The missile fired at the car of Hamas’ chief of staff, Ahmed Jabari, who was responsible for kidnapping the Israeli soldier Gilad Shalit, has changed the world order. For better or worse, Israel is at war, this time against Hamas. The conflagration could very well reach Tel Aviv, provided there still remain any Fajr 5 rockets in Gaza. Meanwhile, the skirmish extends all the way to the southern city of Dimona, adding tens of thousands of Israelis to the cycle of terror, leaving entire towns out of work and out of school.
The area is bubbling.
The bank of targets will expand, and targeted killings will be pursued in accordance with the objectives of the operation. Given this state of affairs, political and social issues have been marginalized.
Former prime minister Ehud Olmert’s decision whether to run for election is no longer so interesting. Yesterday, he arrived at Ben Gurion Airport and nobody was there to greet him. The important debate that was to unfold here prior to the election about the cost of living, oligopolies, "trapped profits," housing policy, military service for all and even sexual harassment — all of these issue will be put on hold, damn it, maybe by as much as four years.
That’s it. The ballot box is likely to be dominated now by a security agenda. Israel has entered a state of existential anxiety and concern for its residents, mainly those in the south. At this time, there is no room for opposition, only patriotism. Anything that the left wing might say will be construed as criticism, and any criticism will be interpreted as an anti-national act that undermines the collective morale. Already, yesterday [Nov. 14] the leaders of the left and centrist parties made their way to the TV studios only to express positions in support of the government’s military course of action. None of them dared ask questions that could swing voters away. Silence, a war is on.

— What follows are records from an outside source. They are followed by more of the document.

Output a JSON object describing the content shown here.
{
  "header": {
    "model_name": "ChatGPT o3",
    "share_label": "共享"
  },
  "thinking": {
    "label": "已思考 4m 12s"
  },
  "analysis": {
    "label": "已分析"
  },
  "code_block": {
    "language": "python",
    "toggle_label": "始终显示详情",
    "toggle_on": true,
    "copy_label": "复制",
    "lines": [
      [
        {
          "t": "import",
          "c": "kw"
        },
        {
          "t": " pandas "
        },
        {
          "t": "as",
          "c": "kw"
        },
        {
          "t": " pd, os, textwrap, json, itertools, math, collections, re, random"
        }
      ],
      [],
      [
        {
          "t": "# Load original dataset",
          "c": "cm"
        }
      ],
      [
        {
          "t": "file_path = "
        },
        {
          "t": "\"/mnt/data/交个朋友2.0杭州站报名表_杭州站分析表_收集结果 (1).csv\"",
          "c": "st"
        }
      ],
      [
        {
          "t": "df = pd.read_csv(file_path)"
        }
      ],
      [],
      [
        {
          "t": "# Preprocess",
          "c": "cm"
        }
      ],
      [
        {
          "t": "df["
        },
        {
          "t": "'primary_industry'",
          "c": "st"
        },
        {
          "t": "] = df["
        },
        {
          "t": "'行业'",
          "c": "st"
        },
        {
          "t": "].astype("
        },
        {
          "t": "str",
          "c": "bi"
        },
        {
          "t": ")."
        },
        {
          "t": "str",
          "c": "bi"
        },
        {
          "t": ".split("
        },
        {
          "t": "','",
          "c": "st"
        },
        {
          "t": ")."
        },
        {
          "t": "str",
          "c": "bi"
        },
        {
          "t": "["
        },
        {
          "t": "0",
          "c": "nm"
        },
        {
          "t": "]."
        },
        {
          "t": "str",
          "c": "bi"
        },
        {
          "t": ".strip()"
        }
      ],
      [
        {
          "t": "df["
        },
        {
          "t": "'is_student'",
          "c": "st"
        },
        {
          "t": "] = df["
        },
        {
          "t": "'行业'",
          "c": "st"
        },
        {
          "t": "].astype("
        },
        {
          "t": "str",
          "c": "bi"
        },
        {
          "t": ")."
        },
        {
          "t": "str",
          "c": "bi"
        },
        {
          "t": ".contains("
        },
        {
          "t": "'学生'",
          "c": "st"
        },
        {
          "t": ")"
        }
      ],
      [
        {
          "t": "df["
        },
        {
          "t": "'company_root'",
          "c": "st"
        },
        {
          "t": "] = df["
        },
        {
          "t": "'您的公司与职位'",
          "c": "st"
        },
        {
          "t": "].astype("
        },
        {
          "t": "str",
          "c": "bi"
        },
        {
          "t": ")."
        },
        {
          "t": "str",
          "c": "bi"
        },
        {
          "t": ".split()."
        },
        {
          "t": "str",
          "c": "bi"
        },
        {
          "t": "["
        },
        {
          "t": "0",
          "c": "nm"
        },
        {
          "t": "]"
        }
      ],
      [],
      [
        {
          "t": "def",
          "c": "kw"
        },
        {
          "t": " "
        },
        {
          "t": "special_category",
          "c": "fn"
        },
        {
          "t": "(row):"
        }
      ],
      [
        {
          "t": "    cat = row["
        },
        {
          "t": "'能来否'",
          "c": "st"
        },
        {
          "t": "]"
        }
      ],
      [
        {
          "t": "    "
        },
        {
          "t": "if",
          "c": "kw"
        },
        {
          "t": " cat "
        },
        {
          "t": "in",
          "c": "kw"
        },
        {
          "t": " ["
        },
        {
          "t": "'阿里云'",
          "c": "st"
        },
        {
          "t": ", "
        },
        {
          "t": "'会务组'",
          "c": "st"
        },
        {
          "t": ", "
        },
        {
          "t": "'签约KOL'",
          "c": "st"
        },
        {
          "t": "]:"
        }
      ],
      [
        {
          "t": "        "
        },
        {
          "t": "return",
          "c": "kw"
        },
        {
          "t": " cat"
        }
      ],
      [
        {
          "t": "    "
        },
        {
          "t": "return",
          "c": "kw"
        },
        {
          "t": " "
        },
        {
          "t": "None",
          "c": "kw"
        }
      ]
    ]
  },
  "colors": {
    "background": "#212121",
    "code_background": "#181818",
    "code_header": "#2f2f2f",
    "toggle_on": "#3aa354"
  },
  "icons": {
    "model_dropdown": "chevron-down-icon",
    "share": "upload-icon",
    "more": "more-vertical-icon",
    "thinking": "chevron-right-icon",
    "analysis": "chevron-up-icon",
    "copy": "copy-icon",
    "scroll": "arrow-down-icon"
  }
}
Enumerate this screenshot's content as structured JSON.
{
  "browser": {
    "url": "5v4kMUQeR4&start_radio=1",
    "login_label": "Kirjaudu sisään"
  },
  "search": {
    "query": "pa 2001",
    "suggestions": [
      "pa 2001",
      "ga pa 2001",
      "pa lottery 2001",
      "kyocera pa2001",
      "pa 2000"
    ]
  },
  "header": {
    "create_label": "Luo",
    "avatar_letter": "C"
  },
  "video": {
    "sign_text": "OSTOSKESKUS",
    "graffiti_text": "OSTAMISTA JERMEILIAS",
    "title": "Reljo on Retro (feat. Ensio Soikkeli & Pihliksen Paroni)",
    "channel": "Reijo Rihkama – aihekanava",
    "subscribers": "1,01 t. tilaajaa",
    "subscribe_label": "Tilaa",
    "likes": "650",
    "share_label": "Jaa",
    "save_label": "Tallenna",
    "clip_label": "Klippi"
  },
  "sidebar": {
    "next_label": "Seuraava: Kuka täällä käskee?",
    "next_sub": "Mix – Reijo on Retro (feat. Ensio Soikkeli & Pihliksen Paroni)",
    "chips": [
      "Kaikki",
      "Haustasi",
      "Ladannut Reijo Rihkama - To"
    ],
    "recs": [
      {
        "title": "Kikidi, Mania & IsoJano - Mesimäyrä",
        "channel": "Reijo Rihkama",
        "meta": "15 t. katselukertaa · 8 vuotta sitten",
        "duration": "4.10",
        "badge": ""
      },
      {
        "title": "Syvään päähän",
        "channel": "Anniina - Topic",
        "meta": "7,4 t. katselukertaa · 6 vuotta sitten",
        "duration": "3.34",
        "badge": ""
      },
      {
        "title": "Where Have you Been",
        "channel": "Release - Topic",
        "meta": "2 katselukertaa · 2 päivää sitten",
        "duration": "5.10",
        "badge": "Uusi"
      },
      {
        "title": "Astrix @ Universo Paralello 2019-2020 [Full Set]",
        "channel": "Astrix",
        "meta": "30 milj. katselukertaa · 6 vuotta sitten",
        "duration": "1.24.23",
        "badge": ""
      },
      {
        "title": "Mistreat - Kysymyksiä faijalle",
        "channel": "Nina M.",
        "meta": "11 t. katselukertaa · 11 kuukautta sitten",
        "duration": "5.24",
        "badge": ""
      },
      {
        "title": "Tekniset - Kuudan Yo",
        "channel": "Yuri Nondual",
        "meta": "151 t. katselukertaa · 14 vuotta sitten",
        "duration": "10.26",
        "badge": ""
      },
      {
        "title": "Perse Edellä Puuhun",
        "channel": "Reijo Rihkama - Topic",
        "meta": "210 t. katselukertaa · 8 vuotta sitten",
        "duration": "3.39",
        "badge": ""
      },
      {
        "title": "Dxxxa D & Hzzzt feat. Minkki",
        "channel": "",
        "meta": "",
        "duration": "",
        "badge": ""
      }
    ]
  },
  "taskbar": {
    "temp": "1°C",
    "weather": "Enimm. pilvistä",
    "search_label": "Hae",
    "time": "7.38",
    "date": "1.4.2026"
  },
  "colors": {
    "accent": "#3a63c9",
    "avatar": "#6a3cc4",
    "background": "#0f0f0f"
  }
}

The fighting in the south naturally puts the leaders — those who run our affairs and in whom we place our trust — in the forefront and in the limelight. Prime Minister Benjamin Netanyahu and Defense Minister Ehud Barak have won a big victory, not only a security one but also an electoral one. After an assassination and in an evolving war, who remembers the dispute between the two of them barely a month ago? Who remembers Barak’s upsetting visits to the US or the lashing out of Minister Moshe Yaalon at him? Who recalls Finance Minister Yuval Steinitz, who was just shy of accusing Barak of treason?
We should not suspect for a moment that the escalation in the south was deliberate, even if this is known to have happened before, especially on the eve of an election. Wearing leather jackets, enjoying the backing of the IDF, sporting new notches on their belt and using combat jargon while diverting the enemy’s attention — Netanyahu and Barak could not possibly have dreamed of a better military-defense campaign. No doubt, these events are worth a few Knesset seats. One can only hope that the carefully thought-out journey that has just begun will not slide toward a dangerous direction because of the election — otherwise, our leaders might also pay a heavy price.